Walk: three miles at Chelwood Vachery, Ashdown Forest

PUBLISHED: 08:34 21 September 2020 | UPDATED: 11:05 24 September 2020

A pond at Chelwood Vachery. Photo: Deirdre Huston

A pond at Chelwood Vachery. Photo: Deirdre Huston

Deirdre huston

This short route through Ashdown Forest takes in sandy tracks, woodland springs and pools, with some surprises along the way

A heathland track, Ashdown Forest. Photo: Deirdre HustonA heathland track, Ashdown Forest. Photo: Deirdre Huston

Begin by ambling along sandy tracks to take in views over undulating heath, made unique by years of common land usage. Today, the Ashdown Forest is run by a Board of Conservators, who have helped to restore the Edwardian garden at Chelwood Vachery. The word ‘vachery’ may come from the French ‘vache’ for cow and could relate back to the 14th-century century practice of grazing cattle in the forest.

In 1905, new owner, banker and MP Sir Stuart Samuel built a large house and spectacular grounds on the site of Vachery Wood. The mansion and ornamental gardens remain in private ownership, but the surrounding woodland is owned by The Ashdown Forest Trust and includes a series of springs and pools, interspersed with rocks. Meander down a forest path and look for small waterfalls, decked with ferns. The four lakes and ponds were built just before 1910 and have been recently restored. Volunteers cleared invasive rhododendrons to open up views under the canopy of native and ornamental trees. The Folly Bridge was built in the early 1930s and there’s something wonderfully decadent about its lack of functionality.
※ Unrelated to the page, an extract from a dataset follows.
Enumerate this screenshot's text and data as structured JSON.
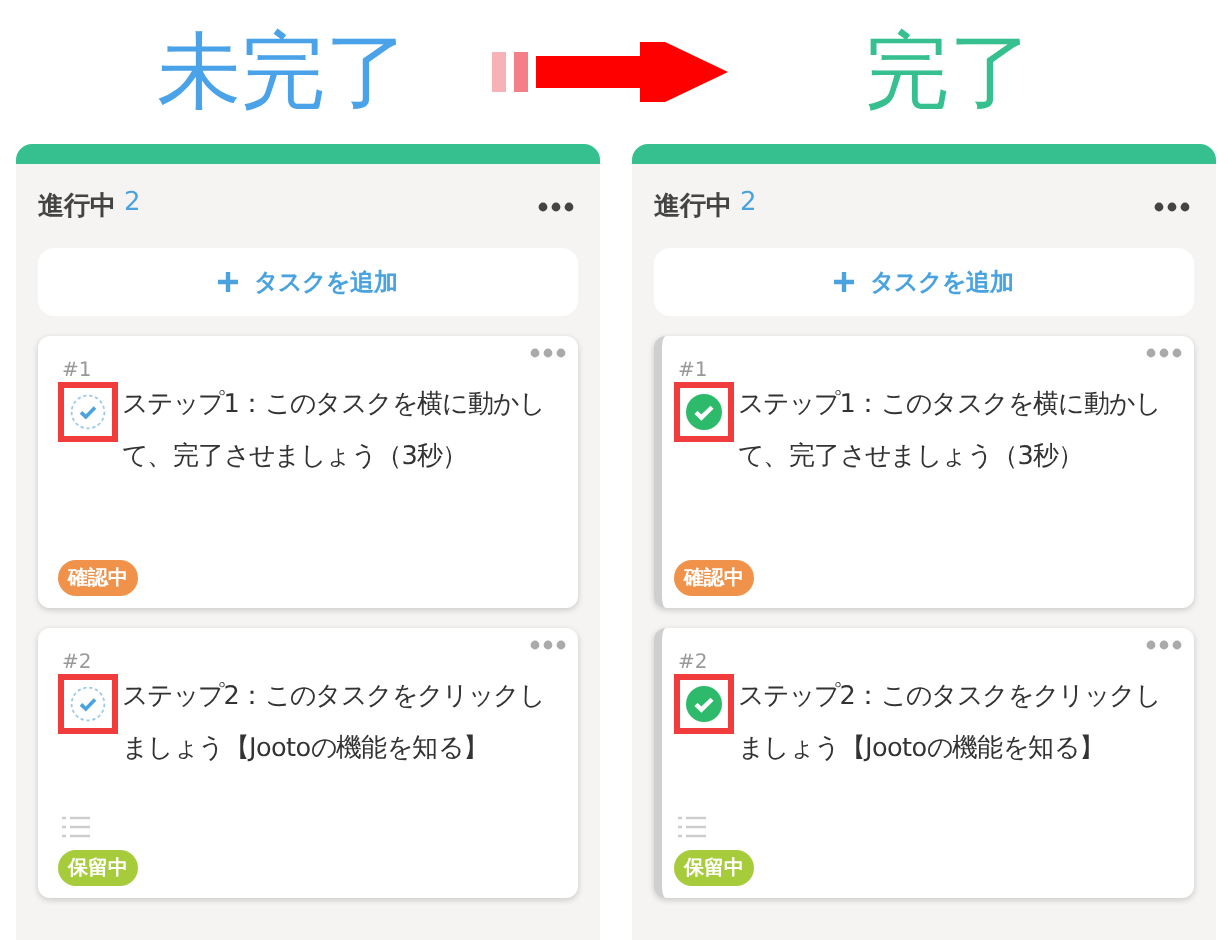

Soak up the tranquility of the forest as you ramble through the woodland of Braberry Hatch. End your walk at Jubilee Green, where the Parish Council has created a woodland area with picnic tables, some woodland play equipment, Fairy Cottage (an undercover thatched seating area) and the Giant’s Chair, a storytelling circle.

Fairy Cottage, Jubilee Green. Photo: Deirdre HustonFairy Cottage, Jubilee Green. Photo: Deirdre Huston

Where to Refuel: a short drive will take you to The Red Lion at Chelwood Gate . This real ale pub is handy for walkers because it serves food all day. Choices include pub classics with a twist, gourmet nibbles and cream teas. Walkers are welcome, but bookings are essential. Covid-19 measures are in place.

- Location: Chelwood Gate, Ashdown Forest

- Where to park: roadside (Beaconsfield Road) in Chelwood Gate village, off the A275, near the village hall and small church.

Folly Bridge. Photo: Deirdre HustonFolly Bridge. Photo: Deirdre Huston

SAT NAV RH17 7LG

- Map: O.S.Explorer 135, Ashdown Forest

- Navigation: use map with directions, as forest paths are unsigned.

- Dog-friendly: yes, but observe conservators’ notices about grazing livestock.

The walk

1. Take the track to the left of the church. This wooded track passes beside Jubilee Green and continues down between trees. Stay on this sandy track as heath opens to the left.

2. Keep left to continue straight ahead by the bench where another track joins. The path climbs slightly.

Turn right at the fork by the pine trees.

3. After about 75 metres, go right at a second fork. Descend then climb back up to enjoy views over the heath. Descend again.

4. At the junction (by the rowan tree) turn right. The path climbs.

5. Cross a tarmac lane and continue straight ahead for a few steps on a mud/grass track.

6. Turn right along a stony track. The track becomes wooded.

7. At the signpost, turn right. Pass a garage and some houses. Continue along a walled path, circling around Chelwood Vachery House. Walk alongside a fence.

8. To see the springs, turn left at the ‘no horses’ green sign opposite a gate (NB: to stay on main track, continue, rejoining route at stone folly bridge). Take the right fork and, almost immediately, reach a pond. Amble down alongside a series of springs and ponds. Shortly after a brick well, cross a footpath and continue down.

9. After the second plank bridge, turn right along a mud track. This runs alongside a stream bed. Pass a noticeboard.

10. Turn left through a stone folly bridge. Cross the stream either by the ford (stepping stones) or across a new footbridge. Continue on along this wooded path. Climb a slight slope.

11. Turn right at a grassy glade where paths cross. See a small heath on your left. Continue straight ahead at the crossroads with the stony track. Stay on this sandy path.

12. Turn left at the T-junction and walk away from the footbridge. Go through another folly bridge and walk along a fenced track. Explore the wooded recreational area at Jubilee Green, or continue back through the park to your car.

More...The best Sussex walks - With the South Downs, quaint villages and coastal trails, Sussex is a great place for a walk. Here we round up some of the best

Join the conversation on our Facebook, Twitter and Instagram pages

Latest from the Sussex Life